This means that even if people were vaccinated against COVID-19, they can still contract the Omicron variant.

However, until more research is done, it’s not clear whether there’s a direct correlation between an increased number of COVID-19 cases and Omicron’s environmental stability on surfaces.

As information about Omicron and other coronavirus variants continues to be explored, consider the key facts to protect yourself against possible transmission from surfaces.

Can you get COVID-19 by touching a surface?

Scientists don’t yet know the exact likelihood of getting COVID-19 from touching a contaminated surface.

Overall, contracting an infection from surfaces may be more likely with the Omicron variant due to its life span, but this is still far less likely than airborne or droplet transmission, as well as direct contact.

As the CDC notes, much of this depends on some of the following unknown information:

  • the amount of time the virus may be on a surface before you come into contact with it
  • whether any environmental factors, such as heat, may damage the virus, making it less potent
  • the overall efficiency of the virus being transferred on your hands between a surface and your mucous membranes, like your nose or eyes
  • how much of the virus is actually needed to cause an infection

As a rule of thumb, try to avoid touching your face until you’ve washed your hands. This may help reduce the likelihood of getting sick from contaminated surfaces you may have previously touched.

How do you protect surfaces against COVID-19?

It’s important to regularly clean and disinfect surfaces to prevent the spread of COVID-19 and other respiratory illnesses.

Cleaning surfaces with soap and water may damage the coronavirus to some extent. However, you may consider following with a disinfectant that’s approved to kill coronaviruses and other germs. To do this, check the label of your disinfecting wipes or spray.

Frequent handwashing is one of the best ways you can prevent possible transmission of the coronavirus from surfaces to your skin.

If soap and water are unavailable, use a hand sanitizer containing at least 60% alcohol, and then wash your hands as soon as you can.

The most recent research on the Omicron variant suggests that it lives longer on surfaces than previous variants.

However, other important information still isn’t clear yet.

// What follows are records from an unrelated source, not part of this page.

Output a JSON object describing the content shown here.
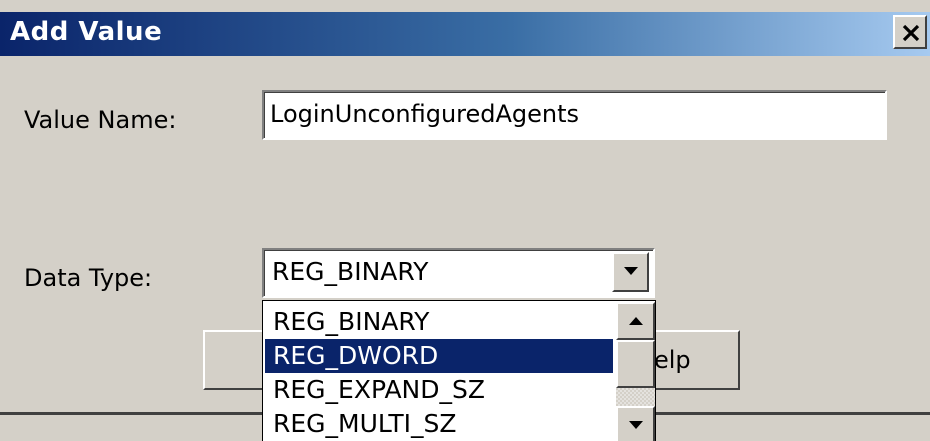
{
  "window": {
    "title": "Add Value",
    "close_icon": "close-x-icon"
  },
  "form": {
    "value_name_label": "Value Name:",
    "value_name_value": "LoginUnconfiguredAgents",
    "data_type_label": "Data Type:",
    "data_type_selected": "REG_BINARY",
    "dropdown_icon": "chevron-down-icon"
  },
  "buttons": {
    "help_label_visible": "elp"
  },
  "dropdown_list": {
    "items": [
      {
        "label": "REG_BINARY",
        "selected": false
      },
      {
        "label": "REG_DWORD",
        "selected": true
      },
      {
        "label": "REG_EXPAND_SZ",
        "selected": false
      },
      {
        "label": "REG_MULTI_SZ",
        "selected": false
      }
    ],
    "scroll_up_icon": "scroll-up-arrow-icon",
    "scroll_down_icon": "scroll-down-arrow-icon"
  },
  "colors": {
    "face": "#d4d0c8",
    "title_start": "#0a246a",
    "title_end": "#a6caf0",
    "selection": "#0a246a"
  }
}
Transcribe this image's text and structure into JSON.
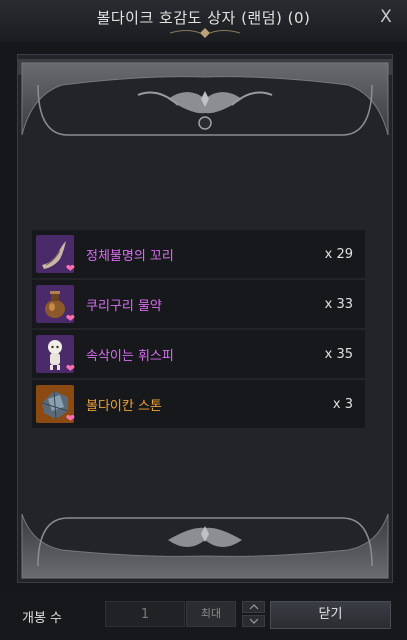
{
  "window": {
    "title": "볼다이크 호감도 상자 (랜덤) (0)",
    "close_label": "X"
  },
  "items": [
    {
      "name": "정체불명의 꼬리",
      "qty": "x 29",
      "color": "#d76ef0",
      "icon": "tail-icon"
    },
    {
      "name": "쿠리구리 물약",
      "qty": "x 33",
      "color": "#d76ef0",
      "icon": "potion-icon"
    },
    {
      "name": "속삭이는 휘스피",
      "qty": "x 35",
      "color": "#d76ef0",
      "icon": "whispy-icon"
    },
    {
      "name": "볼다이칸 스톤",
      "qty": "x 3",
      "color": "#f0a23a",
      "icon": "stone-icon"
    }
  ],
  "footer": {
    "open_label": "개봉 수",
    "quantity_value": "1",
    "max_label": "최대",
    "close_label": "닫기"
  },
  "colors": {
    "epic": "#d76ef0",
    "legendary": "#f0a23a",
    "affinity_heart": "#ff6fb4"
  }
}
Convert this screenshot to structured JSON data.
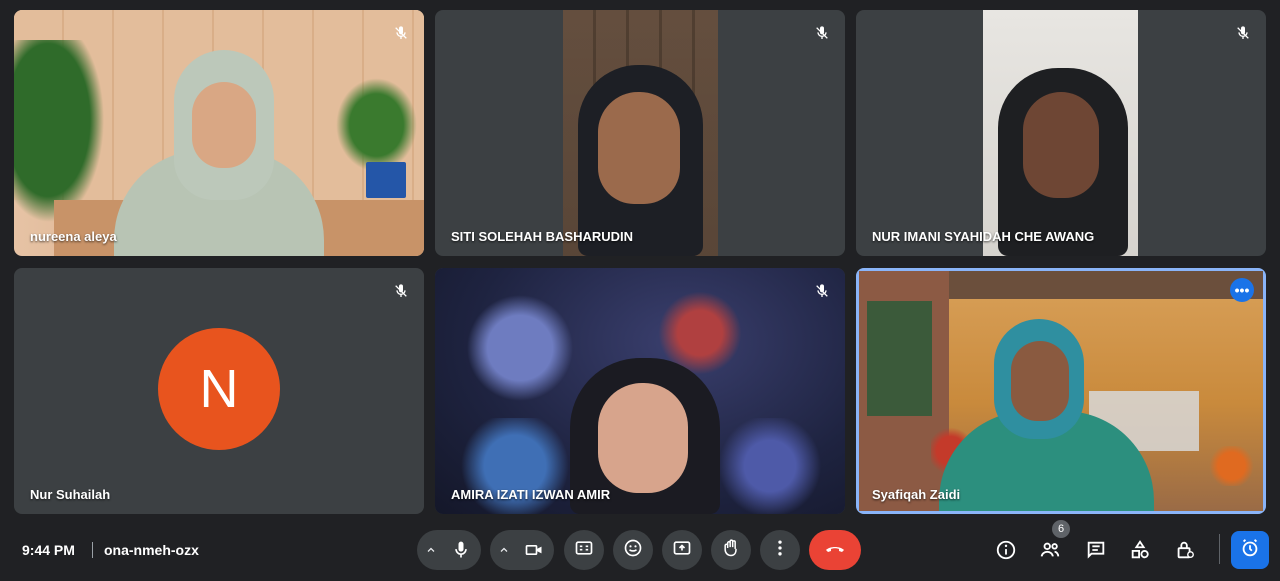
{
  "meeting": {
    "time": "9:44 PM",
    "code": "ona-nmeh-ozx"
  },
  "participants": [
    {
      "name": "nureena aleya",
      "muted": true
    },
    {
      "name": "SITI SOLEHAH BASHARUDIN",
      "muted": true
    },
    {
      "name": "NUR IMANI SYAHIDAH CHE AWANG",
      "muted": true
    },
    {
      "name": "Nur Suhailah",
      "muted": true,
      "avatar_letter": "N",
      "avatar_color": "#e8541e"
    },
    {
      "name": "AMIRA IZATI IZWAN AMIR",
      "muted": true
    },
    {
      "name": "Syafiqah Zaidi",
      "muted": false,
      "active": true
    }
  ],
  "controls": {
    "people_count": "6",
    "more_dots": "•••"
  },
  "colors": {
    "background": "#202124",
    "tile": "#3c4043",
    "end_call": "#ea4335",
    "accent": "#1a73e8",
    "active_outline": "#8ab4f8"
  },
  "icons": [
    "mic-icon",
    "camera-icon",
    "captions-icon",
    "emoji-icon",
    "present-icon",
    "raise-hand-icon",
    "more-options-icon",
    "end-call-icon",
    "info-icon",
    "people-icon",
    "chat-icon",
    "activities-icon",
    "host-controls-icon",
    "timer-icon"
  ]
}
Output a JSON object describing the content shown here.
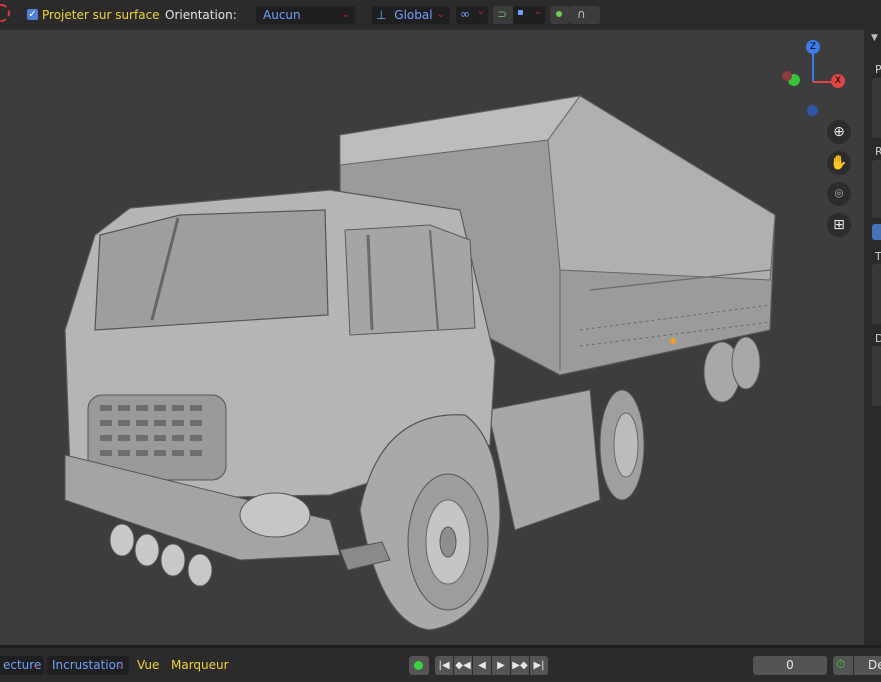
{
  "header": {
    "snap_checkbox_label": "Projeter sur surface",
    "orientation_label": "Orientation:",
    "orientation_value": "Aucun",
    "transform_space_value": "Global"
  },
  "sidebar_tabs": [
    "P",
    "R",
    "T",
    "D"
  ],
  "navigation": {
    "zoom_icon": "zoom-icon",
    "pan_icon": "hand-icon",
    "camera_icon": "camera-icon",
    "ortho_icon": "grid-icon"
  },
  "gizmo": {
    "z_label": "Z",
    "x_label": "X"
  },
  "timeline": {
    "menu_playback": "ecture",
    "menu_keying": "Incrustation",
    "menu_view": "Vue",
    "menu_marker": "Marqueur",
    "current_frame": "0",
    "start_label": "De"
  },
  "colors": {
    "accent_blue": "#6da1ff",
    "label_yellow": "#f2d53c",
    "axis_x": "#e04444",
    "axis_y": "#35c43a",
    "axis_z": "#3b7bea"
  }
}
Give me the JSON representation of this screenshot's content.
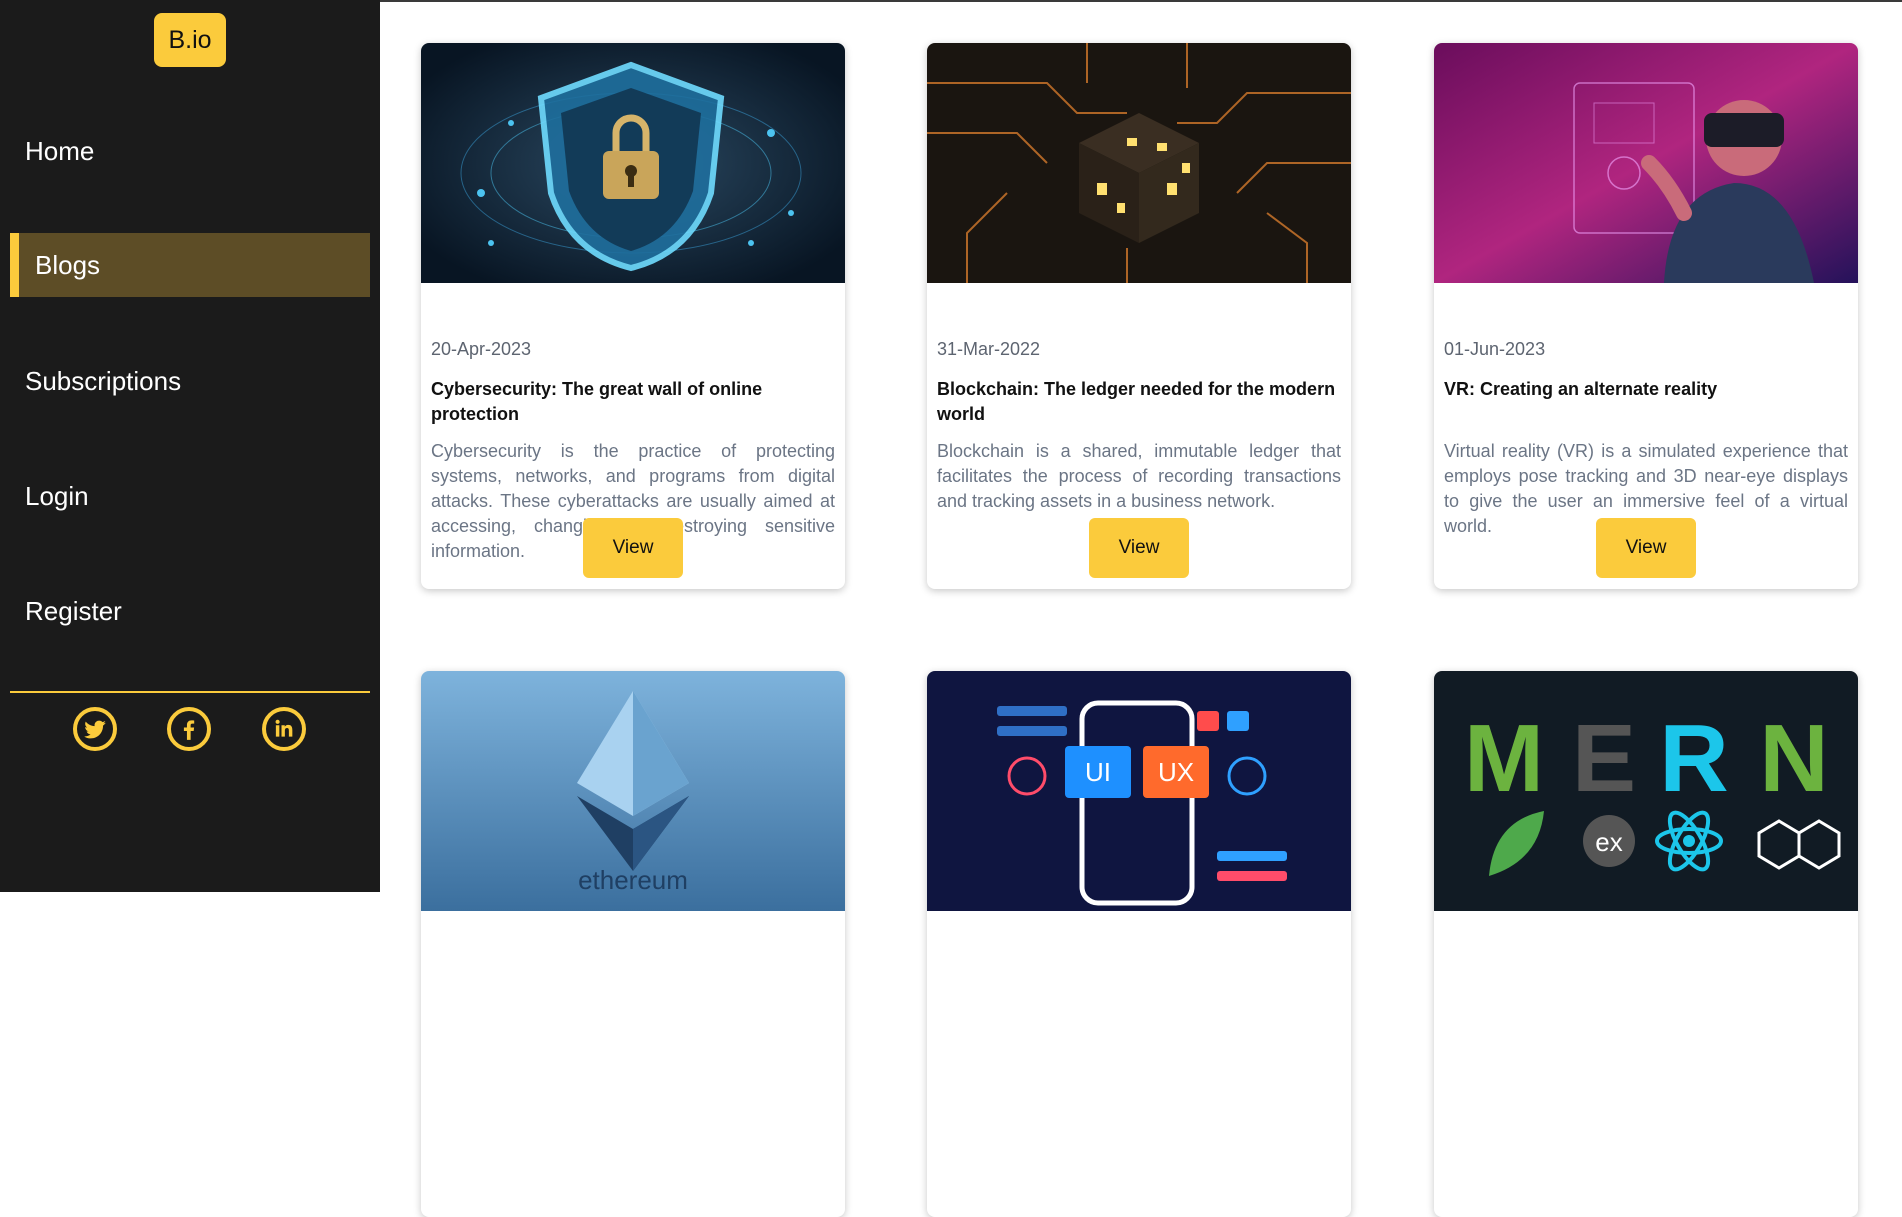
{
  "brand": {
    "logo_text": "B.io",
    "accent": "#fbcb3c"
  },
  "sidebar": {
    "items": [
      {
        "label": "Home"
      },
      {
        "label": "Blogs",
        "active": true
      },
      {
        "label": "Subscriptions"
      },
      {
        "label": "Login"
      },
      {
        "label": "Register"
      }
    ],
    "social": [
      "twitter-icon",
      "facebook-icon",
      "linkedin-icon"
    ]
  },
  "posts": [
    {
      "date": "20-Apr-2023",
      "title": "Cybersecurity: The great wall of online protection",
      "description": "Cybersecurity is the practice of protecting systems, networks, and programs from digital attacks. These cyberattacks are usually aimed at accessing, changing, or destroying sensitive information.",
      "button": "View"
    },
    {
      "date": "31-Mar-2022",
      "title": "Blockchain: The ledger needed for the modern world",
      "description": "Blockchain is a shared, immutable ledger that facilitates the process of recording transactions and tracking assets in a business network.",
      "button": "View"
    },
    {
      "date": "01-Jun-2023",
      "title": "VR: Creating an alternate reality",
      "description": "Virtual reality (VR) is a simulated experience that employs pose tracking and 3D near-eye displays to give the user an immersive feel of a virtual world.",
      "button": "View"
    },
    {
      "image_text": "ethereum"
    },
    {
      "image_text": [
        "UI",
        "UX"
      ]
    },
    {
      "image_text": [
        "M",
        "E",
        "R",
        "N",
        "ex"
      ]
    }
  ]
}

This includes whether a longer life span on surfaces means Omicron causes more infections.

In the meantime, you can consider talking with a doctor about strategies to protect yourself from getting sick from Omicron and other coronavirus variants. Steps may include frequent handwashing, disinfecting common surfaces, and staying up to date on recommended vaccinations.